Local Knowledge

We are local and live and breathe Chandler's Ford

Most of our team have grown up in the area themselves and are now bringing up their own families in the community. This makes us exceptionally well placed to offer our customers our advice and experience of the locality – this can be a deciding factor on purchasing a home in Chandler's Ford and nearby.

Here is a brief history of the local area

Chandler’s Ford’s History

“A 3500-year-old cemetery has been discovered, laying in the path of an access road to a new housing development in Chandler’s Ford”. This is a quote from the Southern Daily Echo in 1997 describing evidence to show that bronze age people lived in the area now known as Chandler’s Ford.

From the late 16th century, farms and cottages began to appear and this continued until 1897 when Chandler’s Ford’s first parish council was formed.

The road from Southampton to Winchester, as it passes through Chandler’s Ford, follows very closely part of the old roman road. It was probably from the ford on this road, situated just to the north of the junction with Hursley Road, that the village got its name although Chandler’s remains a mystery. In 1847 Chandler’s Ford acquired its first railway station and in the 1870’s it was discovered that the clay in the area was particularly suitable for the making of bricks. Brickyards were established in Common Road, Oakmount Road and the Scantabout area. The largest one though was where the current Chandler’s Ford industrial estate is situated now.

In 1892, Mrs Mary Wallace bought the Brownhill Estate and this led to the building of the late Victorian houses around that area. The last 50 years of the 19th Century saw Chandler’s Ford take shape as a village, the population increasing from 250 at the time of the 1851 census to just over 1000 by 1900. In 1893 the first purpose-built school was established on Bournemouth Road and the first post office was housed on Bournemouth Road opposite The Hut. The Halfway Inn was built in 1870 and the Railway Hotel, now the Monks Brook, followed in 1898. Horse racing took place on the land of Titlark Farm, off Castle Lane, in the 1800’s. By 1900 Chandler’s Ford had its own football team.

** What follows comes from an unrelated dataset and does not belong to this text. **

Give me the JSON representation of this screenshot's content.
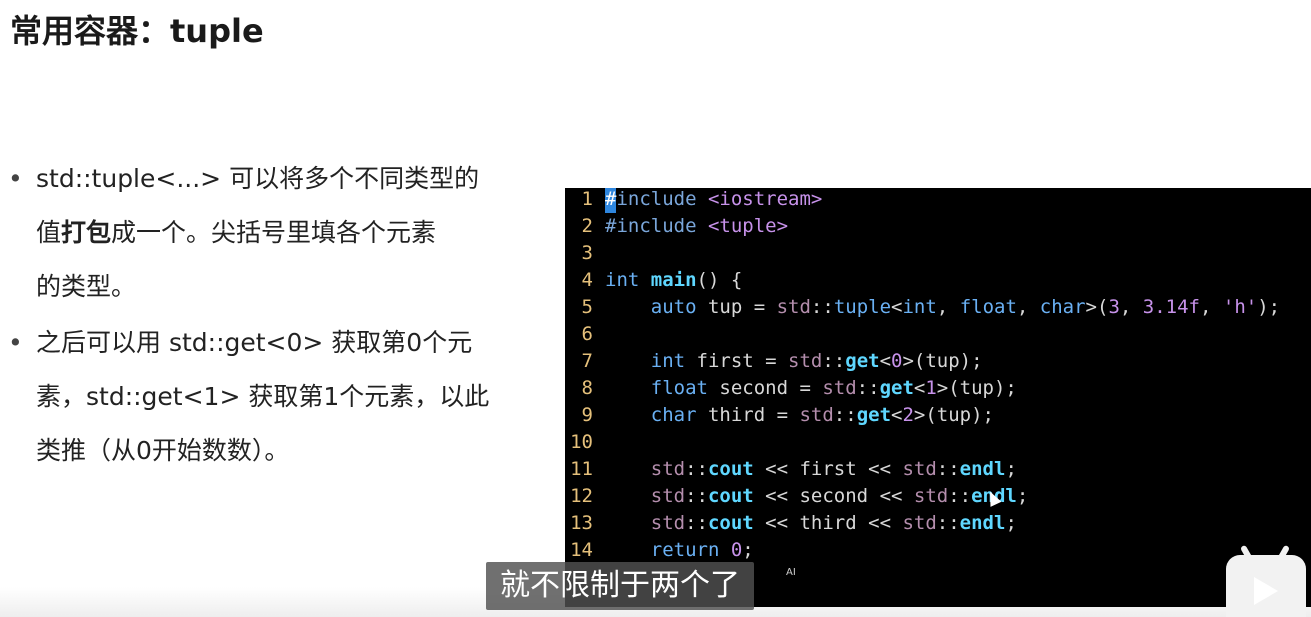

Development between 1900 and 1939 led to a population figure of just over 3000 by the time of World War 2. Being close to Southampton, Chandler’s Ford played a role throughout World War 2 and, prior to the D Day landings, an estimated 10,000 troops were encamped in the village and a Polish refugee camp established in Pine Road which remained until the 1950’s. The Western side of Hursley Road saw the first sign of post war development in the 1950’s and this was followed rapidly by housing across the whole of the Hiltingbury, Scantabout, Peverells Wood and Oakmount areas so that by the late 1980’s the population figure was approaching 25,000. The 1980’s and 1990’s then saw the development of Valley Park and Knightwood Park which signalled the last major development.

We have it all

Today, Chandler’s Ford is a thriving community with outstanding schools and communication links which include the M3 and M27 motorways. Mainline railway stations are located at Eastleigh, Winchester and Southampton Parkway, together with Southampton International Airport. Shopping includes brands such as Waitrose, Boots, and WH Smith with an abundance of independent traders and shops in the area.

Leisure pursuits include the nearby New Forest, sailing on The Solent, golf courses, leisure centres in neighbouring towns and cities and beaches within easy reach. The historic city of Winchester is a short drive to the north with boutique shops, award winning restaurants and bars.

What more could you want? Ask us any questions and we’ll show you why this is the dream location!

We love it and that is why we call it home.